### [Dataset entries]
++++++++++++++++++++
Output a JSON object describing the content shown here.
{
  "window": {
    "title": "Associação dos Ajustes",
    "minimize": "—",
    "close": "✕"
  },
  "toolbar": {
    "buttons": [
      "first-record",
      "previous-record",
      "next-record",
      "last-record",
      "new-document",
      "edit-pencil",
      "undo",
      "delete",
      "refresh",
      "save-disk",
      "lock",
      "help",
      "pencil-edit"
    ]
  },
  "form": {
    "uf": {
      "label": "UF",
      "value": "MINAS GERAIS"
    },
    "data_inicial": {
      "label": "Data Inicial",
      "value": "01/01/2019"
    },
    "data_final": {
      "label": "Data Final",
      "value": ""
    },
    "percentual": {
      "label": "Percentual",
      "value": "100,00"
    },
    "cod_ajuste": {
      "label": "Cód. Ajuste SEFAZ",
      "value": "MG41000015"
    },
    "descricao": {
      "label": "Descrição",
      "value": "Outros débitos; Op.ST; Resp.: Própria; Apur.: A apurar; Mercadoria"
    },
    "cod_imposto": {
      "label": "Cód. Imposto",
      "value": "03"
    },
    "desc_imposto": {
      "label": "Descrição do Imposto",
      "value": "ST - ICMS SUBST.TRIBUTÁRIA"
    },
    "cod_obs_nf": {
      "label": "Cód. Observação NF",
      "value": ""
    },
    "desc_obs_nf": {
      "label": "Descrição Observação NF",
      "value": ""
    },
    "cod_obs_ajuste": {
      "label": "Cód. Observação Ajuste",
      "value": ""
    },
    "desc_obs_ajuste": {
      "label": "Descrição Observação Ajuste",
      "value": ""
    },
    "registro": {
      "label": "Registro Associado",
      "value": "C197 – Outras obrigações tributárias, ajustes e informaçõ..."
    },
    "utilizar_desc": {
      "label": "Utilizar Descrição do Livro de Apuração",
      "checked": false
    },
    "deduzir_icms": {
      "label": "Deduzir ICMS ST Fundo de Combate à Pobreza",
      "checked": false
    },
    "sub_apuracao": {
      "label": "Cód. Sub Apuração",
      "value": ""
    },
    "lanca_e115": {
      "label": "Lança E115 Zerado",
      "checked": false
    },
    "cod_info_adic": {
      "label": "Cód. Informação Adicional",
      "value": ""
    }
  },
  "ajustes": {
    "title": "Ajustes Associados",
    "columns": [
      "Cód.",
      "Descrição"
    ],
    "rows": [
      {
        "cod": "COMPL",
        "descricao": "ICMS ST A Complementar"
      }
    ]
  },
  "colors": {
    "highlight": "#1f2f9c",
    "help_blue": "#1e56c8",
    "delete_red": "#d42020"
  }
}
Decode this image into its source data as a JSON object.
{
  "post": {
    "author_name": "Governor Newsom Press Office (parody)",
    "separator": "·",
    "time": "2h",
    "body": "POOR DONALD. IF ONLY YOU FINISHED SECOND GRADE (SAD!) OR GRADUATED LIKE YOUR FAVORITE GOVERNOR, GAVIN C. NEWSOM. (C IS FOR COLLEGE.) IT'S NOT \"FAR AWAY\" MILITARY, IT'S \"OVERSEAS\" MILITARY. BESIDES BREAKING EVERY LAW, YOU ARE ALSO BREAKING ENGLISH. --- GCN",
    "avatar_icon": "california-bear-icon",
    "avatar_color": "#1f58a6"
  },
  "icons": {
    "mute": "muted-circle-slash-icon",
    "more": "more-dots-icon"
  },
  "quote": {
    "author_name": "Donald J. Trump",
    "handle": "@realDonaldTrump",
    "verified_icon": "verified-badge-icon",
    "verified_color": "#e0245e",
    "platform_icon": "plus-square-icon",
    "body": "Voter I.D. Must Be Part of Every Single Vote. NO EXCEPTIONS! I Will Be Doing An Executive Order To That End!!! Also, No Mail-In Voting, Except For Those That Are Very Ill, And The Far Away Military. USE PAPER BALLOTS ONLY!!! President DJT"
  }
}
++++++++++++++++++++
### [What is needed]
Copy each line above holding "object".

### [Reply to the task]
Output a JSON object describing the content shown here.
Decode this image into its source data as a JSON object.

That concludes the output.